C Cauchy, 4, 6, 7, 29, 47, 48, 71, 80, 83, 92, 93, 156 Ciric fixed point theorem, 139, 147 Ciric mapping, 56, 57 Common coupled fixed point, 135, 136 Comparison function, 68–70, 72–76

D Dass-Gupta contraction, 51 Dislocated metric, 139, 140, 142, 143, 146

F Fatou property, 143, 144, 147 Fixed point problem, 1 I Implicit contraction, 89 Integral equation, 11 J Jaggi contraction, 53 JS-contraction, 79 JS-metric, 139–144, 147, 149

© Springer Nature Singapore Pte Ltd. 2018 P. Agarwal et al., Fixed Point Theory in Metric Spaces, https://doi.org/10.1007/978-981-13-2913-5

165

166 K Kelisky–Rivlin theorem, 155, 158

L Lipschitzian, 5, 13, 14, 16, 19, 20 Lower bound, 38 Lower semi-continuous, 101, 111, 114, 116, 120, 121

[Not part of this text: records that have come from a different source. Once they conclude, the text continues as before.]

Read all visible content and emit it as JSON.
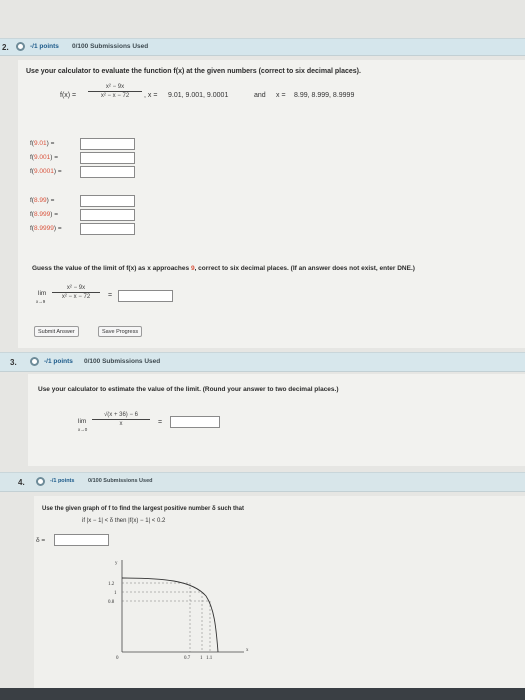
{
  "q2": {
    "number": "2.",
    "points": "-/1 points",
    "submissions": "0/100 Submissions Used",
    "prompt": "Use your calculator to evaluate the function f(x) at the given numbers (correct to six decimal places).",
    "function_label": "f(x) =",
    "numerator": "x² − 9x",
    "denominator": "x² − x − 72",
    "x_prefix1": ", x =",
    "x_values1": "9.01, 9.001, 9.0001",
    "and_text": "and",
    "x_prefix2": "x =",
    "x_values2": "8.99, 8.999, 8.9999",
    "rows": [
      {
        "pre": "f(",
        "val": "9.01",
        "post": ")  ="
      },
      {
        "pre": "f(",
        "val": "9.001",
        "post": ")  ="
      },
      {
        "pre": "f(",
        "val": "9.0001",
        "post": ") ="
      },
      {
        "pre": "f(",
        "val": "8.99",
        "post": ")  ="
      },
      {
        "pre": "f(",
        "val": "8.999",
        "post": ")  ="
      },
      {
        "pre": "f(",
        "val": "8.9999",
        "post": ") ="
      }
    ],
    "guess_part1": "Guess the value of the limit of f(x) as x approaches",
    "guess_val": "9",
    "guess_part2": ", correct to six decimal places. (If an answer does not exist, enter DNE.)",
    "lim_label": "lim",
    "lim_sub": "x→9",
    "lim_num": "x² − 9x",
    "lim_den": "x² − x − 72",
    "equals": "=",
    "submit_label": "Submit Answer",
    "save_label": "Save Progress"
  },
  "q3": {
    "number": "3.",
    "points": "-/1 points",
    "submissions": "0/100 Submissions Used",
    "prompt": "Use your calculator to estimate the value of the limit. (Round your answer to two decimal places.)",
    "lim_label": "lim",
    "lim_sub": "x→0",
    "numerator": "√(x + 36) − 6",
    "denominator": "x",
    "equals": "="
  },
  "q4": {
    "number": "4.",
    "points": "-/1 points",
    "submissions": "0/100 Submissions Used",
    "prompt": "Use the given graph of f to find the largest positive number δ such that",
    "condition": "if  |x − 1| < δ   then   |f(x) − 1| < 0.2",
    "delta_label": "δ =",
    "graph": {
      "y_axis_label": "y",
      "x_axis_label": "x",
      "y_ticks": [
        "1.2",
        "1",
        "0.8"
      ],
      "x_ticks": [
        "0",
        "0.7",
        "1",
        "1.1"
      ]
    }
  }
}
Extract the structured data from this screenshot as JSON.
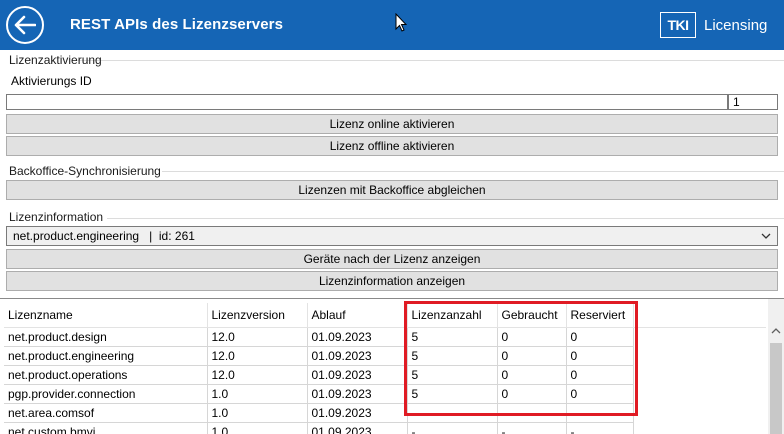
{
  "header": {
    "title": "REST APIs des Lizenzservers",
    "brand_logo": "TKI",
    "brand_text": "Licensing",
    "colors": {
      "bar": "#1565b5",
      "highlight": "#e01b24"
    }
  },
  "activation": {
    "group_label": "Lizenzaktivierung",
    "field_label": "Aktivierungs ID",
    "id_value": "",
    "count_value": "1",
    "online_button": "Lizenz online aktivieren",
    "offline_button": "Lizenz offline aktivieren"
  },
  "sync": {
    "group_label": "Backoffice-Synchronisierung",
    "button": "Lizenzen mit Backoffice abgleichen"
  },
  "info": {
    "group_label": "Lizenzinformation",
    "selected": "net.product.engineering   |  id: 261",
    "devices_button": "Geräte nach der Lizenz anzeigen",
    "show_button": "Lizenzinformation anzeigen"
  },
  "table": {
    "columns": [
      "Lizenzname",
      "Lizenzversion",
      "Ablauf",
      "Lizenzanzahl",
      "Gebraucht",
      "Reserviert"
    ],
    "rows": [
      [
        "net.product.design",
        "12.0",
        "01.09.2023",
        "5",
        "0",
        "0"
      ],
      [
        "net.product.engineering",
        "12.0",
        "01.09.2023",
        "5",
        "0",
        "0"
      ],
      [
        "net.product.operations",
        "12.0",
        "01.09.2023",
        "5",
        "0",
        "0"
      ],
      [
        "pgp.provider.connection",
        "1.0",
        "01.09.2023",
        "5",
        "0",
        "0"
      ],
      [
        "net.area.comsof",
        "1.0",
        "01.09.2023",
        "-",
        "-",
        "-"
      ],
      [
        "net.custom.bmvi",
        "1.0",
        "01.09.2023",
        "-",
        "-",
        "-"
      ]
    ]
  }
}
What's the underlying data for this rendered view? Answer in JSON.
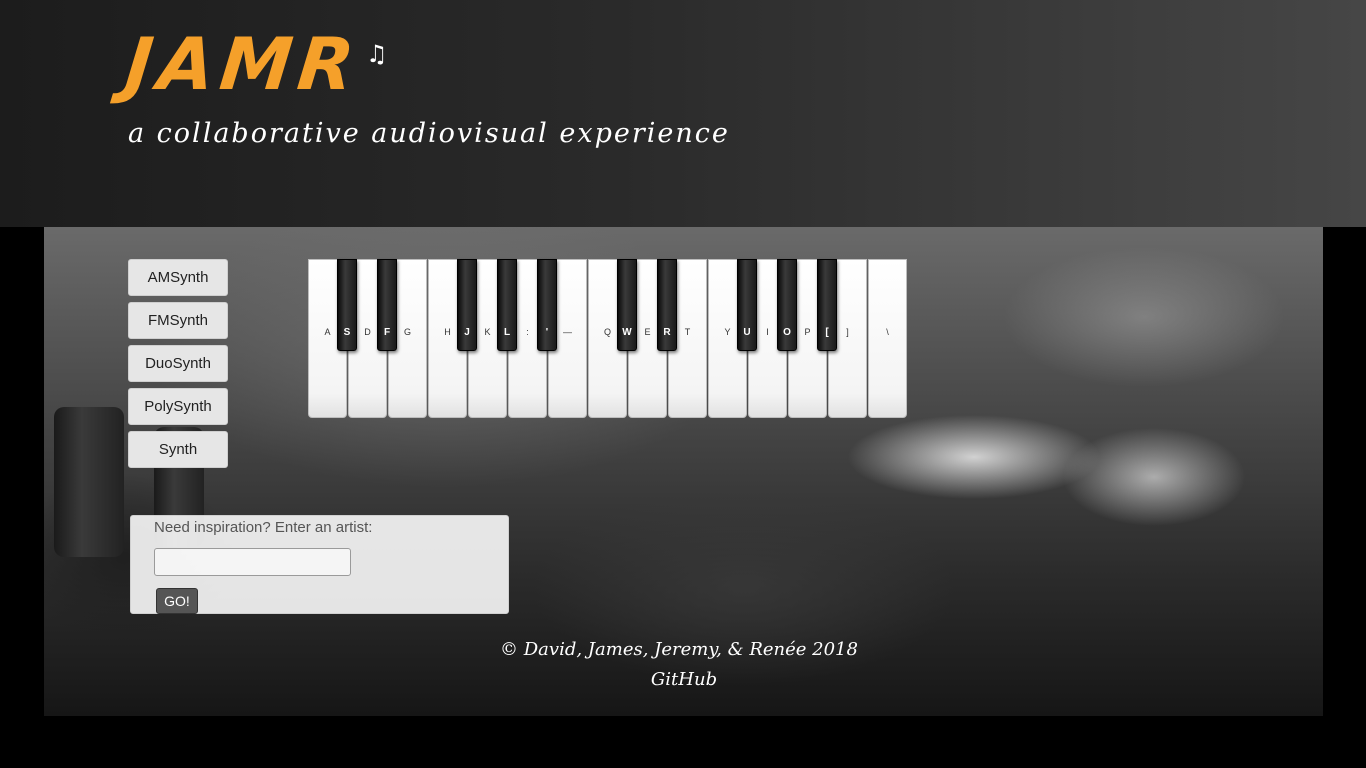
{
  "header": {
    "logo": "JAMR",
    "logo_note": "♫",
    "tagline": "a collaborative audiovisual experience"
  },
  "synths": [
    "AMSynth",
    "FMSynth",
    "DuoSynth",
    "PolySynth",
    "Synth"
  ],
  "piano": {
    "white_keys": [
      "A",
      "D",
      "G",
      "H",
      "K",
      ":",
      "—",
      "Q",
      "E",
      "T",
      "Y",
      "I",
      "P",
      "]",
      "\\"
    ],
    "black_keys": [
      "S",
      "F",
      "J",
      "L",
      "'",
      "W",
      "R",
      "U",
      "O",
      "["
    ]
  },
  "inspiration": {
    "label": "Need inspiration? Enter an artist:",
    "input_value": "",
    "go_label": "GO!"
  },
  "footer": {
    "credits": "© David, James, Jeremy, & Renée 2018",
    "github": "GitHub"
  }
}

M Matrix equation, 13, 14, 16, 19, 22, 25, 34– 36 Matthews fixed point theorem, 101, 103 Metric space, 2–5, 7, 13, 15, 25, 27, 29, 31– 33, 45–59, 61, 63, 67–74 Mixed monotone, 26, 27, 31–33, 39 Modified q-Bernstein polynomial, 155, 162 Modular space, 139, 140, 143, 144, 147 Monotone, 26, 62

Index R Ran–Reurings fixed point theorem, 25, 27, 28, 31, 33 Regular, 29, 33

S Schauder fixed point theorem, 38, 39 Sequence, 3–8, 12, 13, 15, 17, 20, 27–29, 33, 34, 37, 40, 47–50, 52, 55, 57–62, 65, 69–71, 73, 79, 80, 90–93, 96, 99, 140, 141, 143, 146, 147, 150–152, 156– 158 Simulation function, 103, 104 Stirling number, 155 Suzuki mapping, 57 Symmetric, 134, 135

T Total element, 103

N Normed space, 3

P Partial metric, 101, 103, 118–120 Partial order, 25, 26, 28–30, 32, 33, 61, 63, 96 Property (H), 90, 91, 94, 96–99

Q Quadratic integral equation, 45, 62 Quasicontraction, 147–149

U Uniformly continuous, 91, 94, 95, 97, 98 Upper bound, 33, 38

W Weak continuous, 150, 151

Z Zero set, 101, 103, 110